“The idea with the centre is really to collaborate with the key stakeholders out there. We want to work directly with the policy-makers, to make sure that the governments are well equipped and know which the best decisions are and that they can make using the tools that could be available to them,” Director Erik Hertzman explained as the new centre was also introduced in the Nordic Pavilion by the Nordic Innovation House Singapore during SWITCH (Singapore Week of Innovation & Technology).
“We want to produce policy-relevant research, and make sure that anything available to the stakeholders is something that can bring waste to value; something that can not only reduce the cost to society but to actually also bring value back to the people. In order to do this, the centre will provide training, thought leadership and consulting solutions to help to drive through this change.”

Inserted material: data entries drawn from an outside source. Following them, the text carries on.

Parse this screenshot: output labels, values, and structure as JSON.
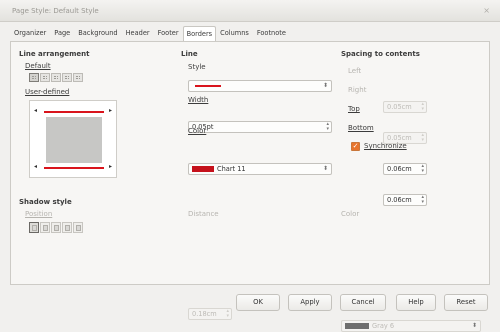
{
  "window": {
    "title": "Page Style: Default Style",
    "close_glyph": "×"
  },
  "tabs": [
    {
      "label": "Organizer",
      "active": false
    },
    {
      "label": "Page",
      "active": false
    },
    {
      "label": "Background",
      "active": false
    },
    {
      "label": "Header",
      "active": false
    },
    {
      "label": "Footer",
      "active": false
    },
    {
      "label": "Borders",
      "active": true
    },
    {
      "label": "Columns",
      "active": false
    },
    {
      "label": "Footnote",
      "active": false
    }
  ],
  "line_arrangement": {
    "heading": "Line arrangement",
    "default_label": "Default",
    "user_defined_label": "User-defined",
    "preset_count": 5,
    "line_color": "#d9141c"
  },
  "line": {
    "heading": "Line",
    "style_label": "Style",
    "width_label": "Width",
    "width_value": "0.05pt",
    "color_label": "Color",
    "color_value": "Chart 11",
    "color_swatch": "#c5111b"
  },
  "spacing": {
    "heading": "Spacing to contents",
    "left_label": "Left",
    "left_value": "0.05cm",
    "right_label": "Right",
    "right_value": "0.05cm",
    "top_label": "Top",
    "top_value": "0.06cm",
    "bottom_label": "Bottom",
    "bottom_value": "0.06cm",
    "synchronize_label": "Synchronize",
    "synchronize_checked": true
  },
  "shadow": {
    "heading": "Shadow style",
    "position_label": "Position",
    "distance_label": "Distance",
    "distance_value": "0.18cm",
    "color_label": "Color",
    "color_value": "Gray 6",
    "color_swatch": "#6e6e6e"
  },
  "buttons": {
    "ok": "OK",
    "apply": "Apply",
    "cancel": "Cancel",
    "help": "Help",
    "reset": "Reset"
  }
}
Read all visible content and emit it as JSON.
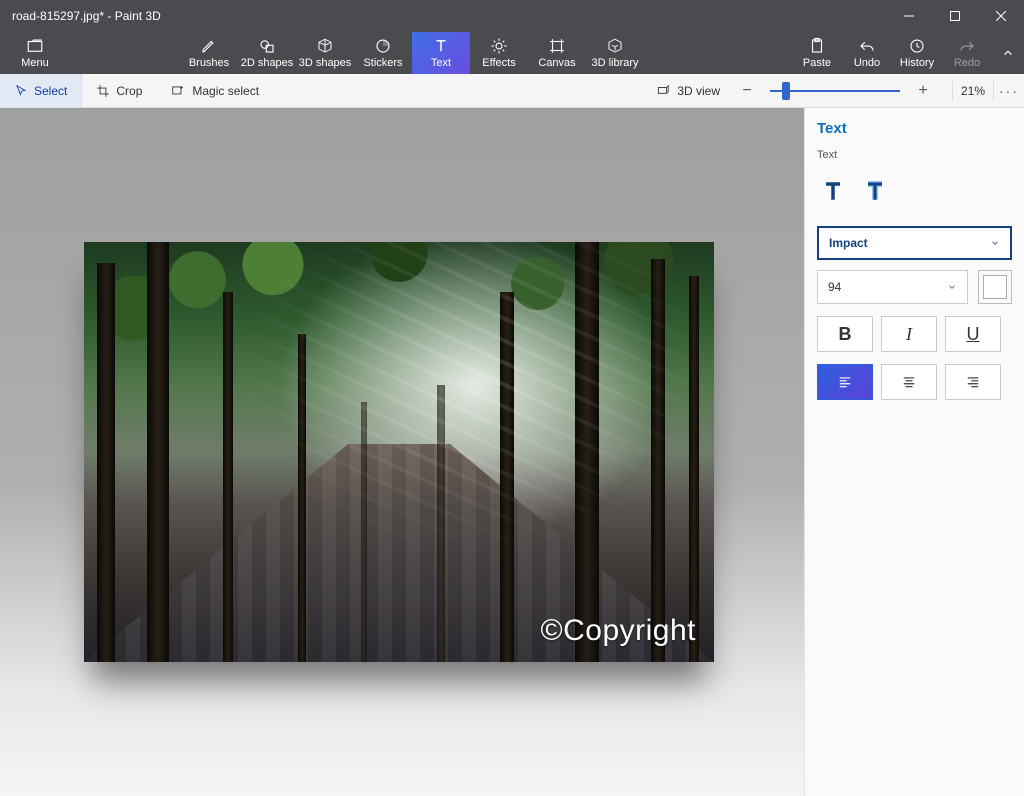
{
  "titlebar": {
    "title": "road-815297.jpg* - Paint 3D"
  },
  "menu": {
    "label": "Menu"
  },
  "tools": [
    {
      "id": "brushes",
      "label": "Brushes"
    },
    {
      "id": "2dshapes",
      "label": "2D shapes"
    },
    {
      "id": "3dshapes",
      "label": "3D shapes"
    },
    {
      "id": "stickers",
      "label": "Stickers"
    },
    {
      "id": "text",
      "label": "Text",
      "active": true
    },
    {
      "id": "effects",
      "label": "Effects"
    },
    {
      "id": "canvas",
      "label": "Canvas"
    },
    {
      "id": "3dlibrary",
      "label": "3D library"
    }
  ],
  "right_tools": {
    "paste": "Paste",
    "undo": "Undo",
    "history": "History",
    "redo": "Redo"
  },
  "subbar": {
    "select": "Select",
    "crop": "Crop",
    "magic": "Magic select",
    "view3d": "3D view",
    "zoom_pct": "21%"
  },
  "panel": {
    "title": "Text",
    "subtitle": "Text",
    "font": "Impact",
    "size": "94",
    "color": "#ffffff",
    "bold": "B",
    "italic": "I",
    "underline": "U"
  },
  "canvas": {
    "watermark": "©Copyright"
  }
}
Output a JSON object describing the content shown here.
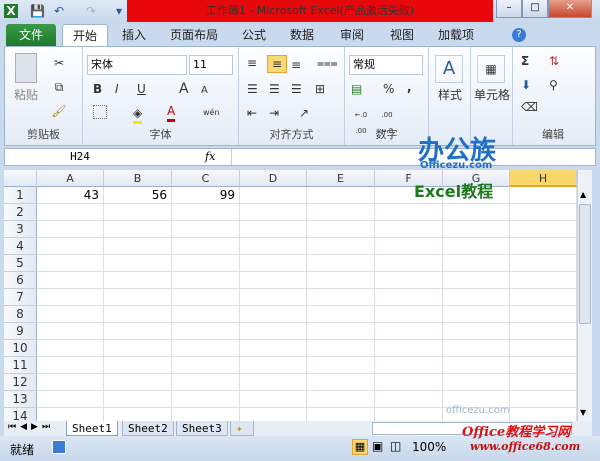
{
  "window": {
    "title": "工作簿1 - Microsoft Excel(产品激活失败)",
    "minimize": "–",
    "maximize": "□",
    "close": "✕"
  },
  "quick_access": {
    "excel": "X",
    "save": "💾",
    "undo": "↶",
    "redo": "↷",
    "customize": "▾"
  },
  "tabs": [
    {
      "label": "文件"
    },
    {
      "label": "开始"
    },
    {
      "label": "插入"
    },
    {
      "label": "页面布局"
    },
    {
      "label": "公式"
    },
    {
      "label": "数据"
    },
    {
      "label": "审阅"
    },
    {
      "label": "视图"
    },
    {
      "label": "加载项"
    }
  ],
  "ribbon": {
    "clipboard": {
      "label": "剪贴板",
      "paste": "粘贴"
    },
    "font": {
      "label": "字体",
      "name": "宋体",
      "size": "11",
      "bold": "B",
      "italic": "I",
      "underline": "U",
      "grow": "A",
      "shrink": "A",
      "color": "A",
      "phonetic": "wén"
    },
    "alignment": {
      "label": "对齐方式"
    },
    "number": {
      "label": "数字",
      "format": "常规",
      "percent": "%",
      "comma": ",",
      "inc_decimal": "←.0 .00",
      "dec_decimal": ".00 →.0"
    },
    "styles": {
      "label": "样式"
    },
    "cells": {
      "label": "单元格"
    },
    "editing": {
      "label": "编辑",
      "sum": "Σ"
    }
  },
  "formula_bar": {
    "name_box": "H24",
    "fx": "fx",
    "value": ""
  },
  "columns": [
    "A",
    "B",
    "C",
    "D",
    "E",
    "F",
    "G",
    "H"
  ],
  "selected_column": "H",
  "rows": [
    "1",
    "2",
    "3",
    "4",
    "5",
    "6",
    "7",
    "8",
    "9",
    "10",
    "11",
    "12",
    "13",
    "14"
  ],
  "cells": {
    "A1": "43",
    "B1": "56",
    "C1": "99"
  },
  "sheets": [
    "Sheet1",
    "Sheet2",
    "Sheet3"
  ],
  "active_sheet": "Sheet1",
  "status": {
    "ready": "就绪",
    "zoom": "100%"
  },
  "watermarks": {
    "logo1": "办公族",
    "logo1_url": "Officezu.com",
    "logo1_sub": "Excel教程",
    "logo2_faint": "officezu.com",
    "logo3": "Office教程学习网",
    "logo3_url": "www.office68.com"
  },
  "colors": {
    "title_bg": "#e8080c",
    "file_tab": "#2a8a38",
    "selected_header": "#f9d86b"
  }
}
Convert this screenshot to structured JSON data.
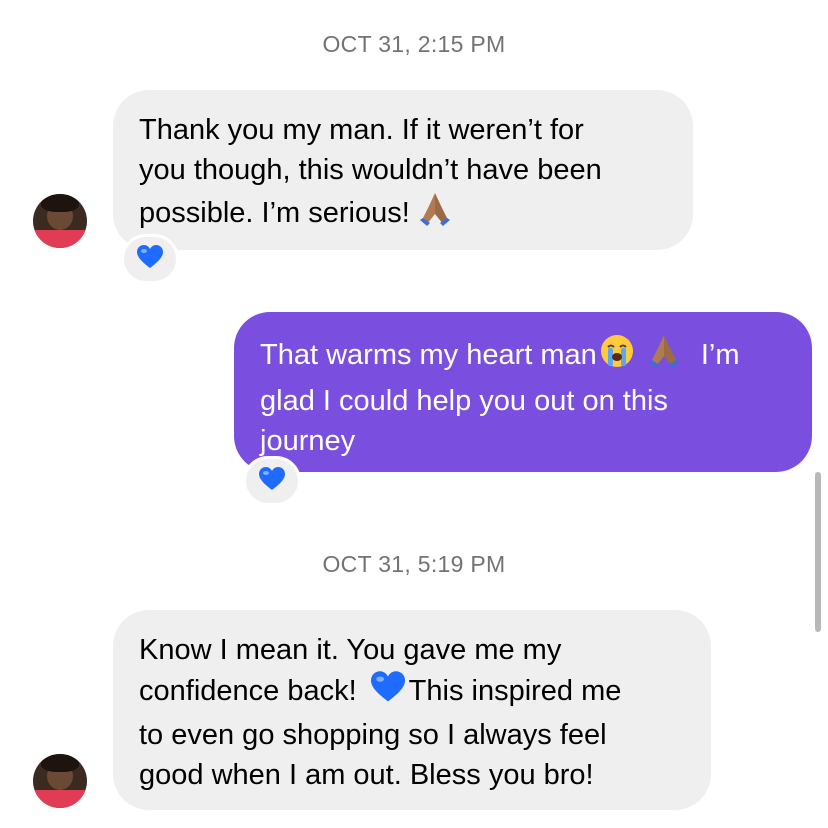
{
  "timestamps": [
    "OCT 31, 2:15 PM",
    "OCT 31, 5:19 PM"
  ],
  "messages": [
    {
      "sender": "incoming",
      "lines": [
        "Thank you my man. If it weren’t for",
        "you though, this wouldn’t have been",
        "possible. I’m serious!"
      ],
      "trailing_emoji": "folded-hands-icon",
      "reaction": "blue-heart-icon"
    },
    {
      "sender": "outgoing",
      "lines": [
        "That warms my heart man",
        "I’m",
        "glad I could help you out on this",
        "journey"
      ],
      "inline_emojis": [
        "loudly-crying-face-icon",
        "folded-hands-icon"
      ],
      "reaction": "blue-heart-icon"
    },
    {
      "sender": "incoming",
      "lines": [
        "Know I mean it. You gave me my",
        "confidence back!",
        "This inspired me",
        "to even go shopping so I always feel",
        "good when I am out. Bless you bro!"
      ],
      "inline_emojis": [
        "blue-heart-icon"
      ]
    }
  ],
  "colors": {
    "incoming_bubble": "#efefef",
    "outgoing_bubble": "#7a4fe0",
    "timestamp": "#737373",
    "heart": "#1f6bff"
  }
}
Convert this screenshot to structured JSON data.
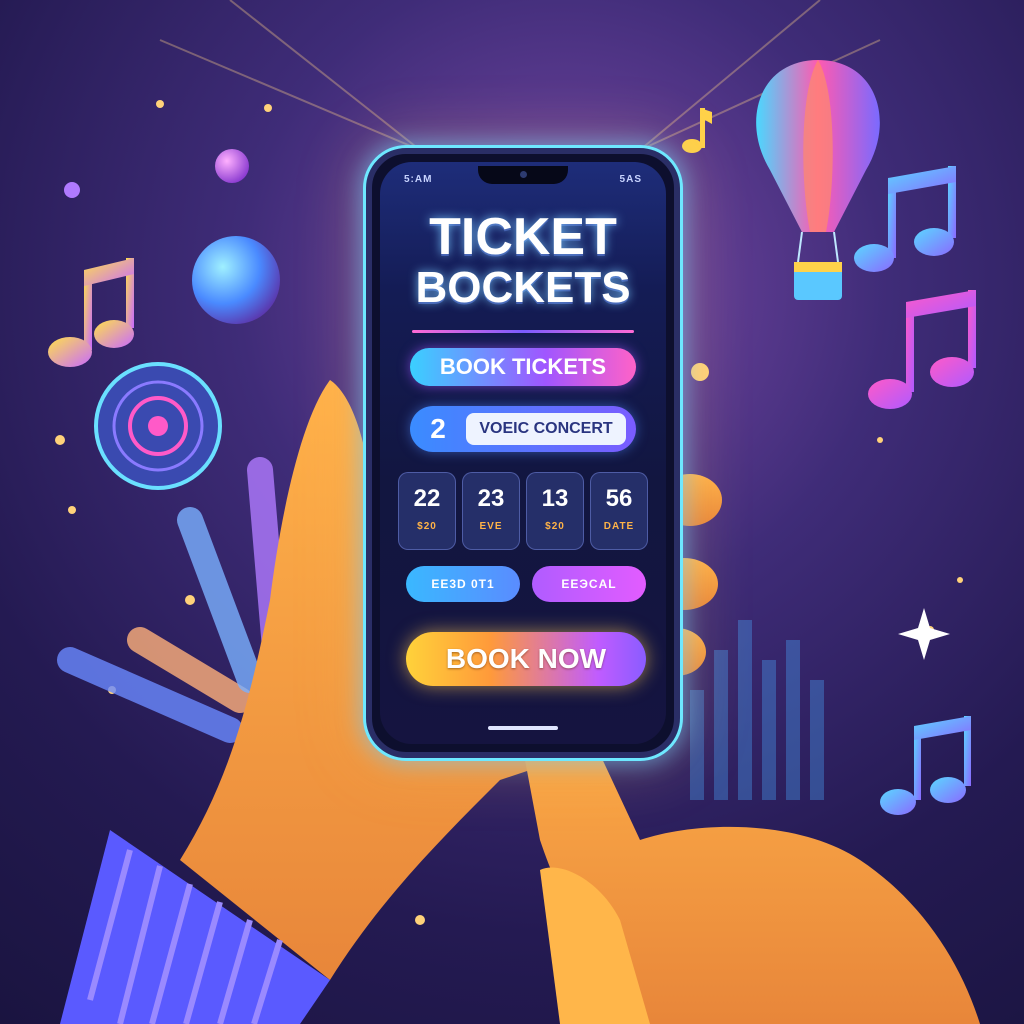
{
  "app": {
    "title_line1": "TICKET",
    "title_line2": "BOCKETS"
  },
  "status_bar": {
    "left": "5:AM",
    "right": "5AS"
  },
  "book_tickets": {
    "label": "BOOK TICKETS"
  },
  "concert": {
    "count": "2",
    "name": "VOEIC CONCERT"
  },
  "dates": [
    {
      "day": "22",
      "sub": "$20"
    },
    {
      "day": "23",
      "sub": "EVE"
    },
    {
      "day": "13",
      "sub": "$20"
    },
    {
      "day": "56",
      "sub": "DATE"
    }
  ],
  "chips": {
    "left": "EE3D 0T1",
    "right": "ЕЕЭСAL"
  },
  "cta": {
    "label": "BOOK NOW"
  },
  "colors": {
    "accent_cyan": "#3ad0ff",
    "accent_purple": "#a056ff",
    "accent_pink": "#ff62c8",
    "accent_yellow": "#ffd23a",
    "background": "#2b1f5e"
  },
  "icons": [
    "music-note-icon",
    "hot-air-balloon-icon",
    "vinyl-disc-icon",
    "sparkle-icon",
    "sphere-icon"
  ]
}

“The value proposition the centre provides brings both academic and practical solutions, so it will be based not only on practitioners and what the industry is saying but also something that can be validated through academic research: objective studies that can see how it has been done before and how it can function in the future. In order to do this the centre will design waste management policy papers. It will show which cases studies that have been done in the region, that are directly transferable and relevant; that one can feel is developed specifically for this region,” Erik continued.
The centre has established an academic team that involves so far NTU Singapore, NUS (National University of Singapore), Chiang Mai University in Thailand, and LUT University (Lappeenranti-Lahti University of Technology) in Finland.
The home base is with NEWRI, who is at the forefront of driving waste-to-value and waste-to-energy research in the region. “For NUS and from Chiang Mai we are working with the policy departments, who are extremely experienced in deciding, implementing, enhancing, and enforcing policies – on all levels,” presented Erik.
“As immediate action we are looking at development of both downstream and upstream processes in commercialisation of chemical recycling of polymer waste. This is more related to waste plastic, something close to most people’s heart – we want to reduce the plastic that goes out into the sea and the land.”
The first proposed case study will be to develop a a waste management index based on a selection of key Asean cities, with studies of policies, what kind of waste treatment support there is, and the entire waste aspects from production all the way through to collection, transfer, transport, recycling, processing and extraction of waste.
The overall theme at SWITCH 2019 was ‘Urban Solutions and Sustainability’, where Marko Kärkkäinen was also a conference panelist within the topic ‘What a Waste! – What does it take to create a Circular Economy?’
“I see huge opportunity for the Circular Economy but there are always hurdles to climb up – how you scale it up. Why the centre of excellence Waste-To-Value is being set up is because we want to bring together the policy-making, the governments, technology, academies and the business. And it’s not easy because in Southeast there are many different kind of policies even within one country. And somehow we want to involve this process so that we can make Circular Economy scalable.”
More details on the Waste-To-Value Centre will follow in ScandAsia’s Circular Economy Theme in 2020. Stay tuned.